The advice on this reader board is sound, even if you’re not a Clover Ridge pupil out for the summer and wondering what to do with your time. (Never mind that “every day” should be two words. It’s the thought that counts.)
The usual question is “What? What should I read?” And the answer is always the same when it comes to reading that is voluntary as opposed to required for either school or work. The answer is: “Read whatever you enjoy reading.”
If you’re returning to Clover Ridge or any other grade school in the fall, take your bike to the nearest library and start picking up books in the section intended for your age. Read the first paragraph and see if you want to read more. If the openings don’t grab your attention, check out titles in the other parts of the library.

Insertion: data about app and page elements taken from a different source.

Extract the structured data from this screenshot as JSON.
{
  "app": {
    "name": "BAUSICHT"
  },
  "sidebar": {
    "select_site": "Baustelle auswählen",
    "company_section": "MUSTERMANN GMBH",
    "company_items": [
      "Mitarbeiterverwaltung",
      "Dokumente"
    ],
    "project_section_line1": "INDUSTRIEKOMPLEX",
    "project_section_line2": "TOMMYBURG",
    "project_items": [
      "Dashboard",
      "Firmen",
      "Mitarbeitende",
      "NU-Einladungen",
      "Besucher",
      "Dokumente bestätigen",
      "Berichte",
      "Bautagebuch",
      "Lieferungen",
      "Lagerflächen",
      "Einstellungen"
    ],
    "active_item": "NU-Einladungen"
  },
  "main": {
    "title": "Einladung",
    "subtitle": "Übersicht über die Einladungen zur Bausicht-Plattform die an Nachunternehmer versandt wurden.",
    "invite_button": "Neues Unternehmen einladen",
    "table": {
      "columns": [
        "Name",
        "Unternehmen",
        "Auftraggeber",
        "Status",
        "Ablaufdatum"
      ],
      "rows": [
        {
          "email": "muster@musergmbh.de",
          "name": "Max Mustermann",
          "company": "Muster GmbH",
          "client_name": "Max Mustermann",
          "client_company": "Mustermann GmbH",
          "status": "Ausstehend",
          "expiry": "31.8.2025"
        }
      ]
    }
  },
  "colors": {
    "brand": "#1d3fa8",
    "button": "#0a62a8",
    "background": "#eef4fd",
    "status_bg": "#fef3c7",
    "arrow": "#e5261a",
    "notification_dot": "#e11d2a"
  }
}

As for me, I’ve been borrowing books from public libraries, off and on, ever since I was 10, starting with the America House library in Berlin. (I didn’t have a bike then, so I walked or took the bus). And I can’t remember a time when I was at a loss for something to read.
I have also found used-book stores to be a source worth checking out for unusual titles. Two or three years ago, the University of Oregon magazine printed an excerpt from a book by Northwest author H.L. Davis. I had never heard of him but liked his prose. Then, way in the back of Browsers’ Bookstore, I discovered two of his novels from the 1950s. They kept me busy reading for two or three weeks, well worth the few dollars they cost. (hh)
Hazel Siebrecht responded: My most vivid memory of going to the library is as a child when Mom would let us walk the railroad ties to Eagle Point, OR, to get books in the summer. Wish I knew how far the walk was but things have changed since I was 6 or 7. The next most vivid is getting bus sick from reading during the long ride from Eagle Point schools to Lake Creek, some 30 miles out. The best memory is taking our five children to the Medford library for books. They were allowed 4-6 books, and they all loved to read. All five continue to read some form of the written word, as do I and my husband.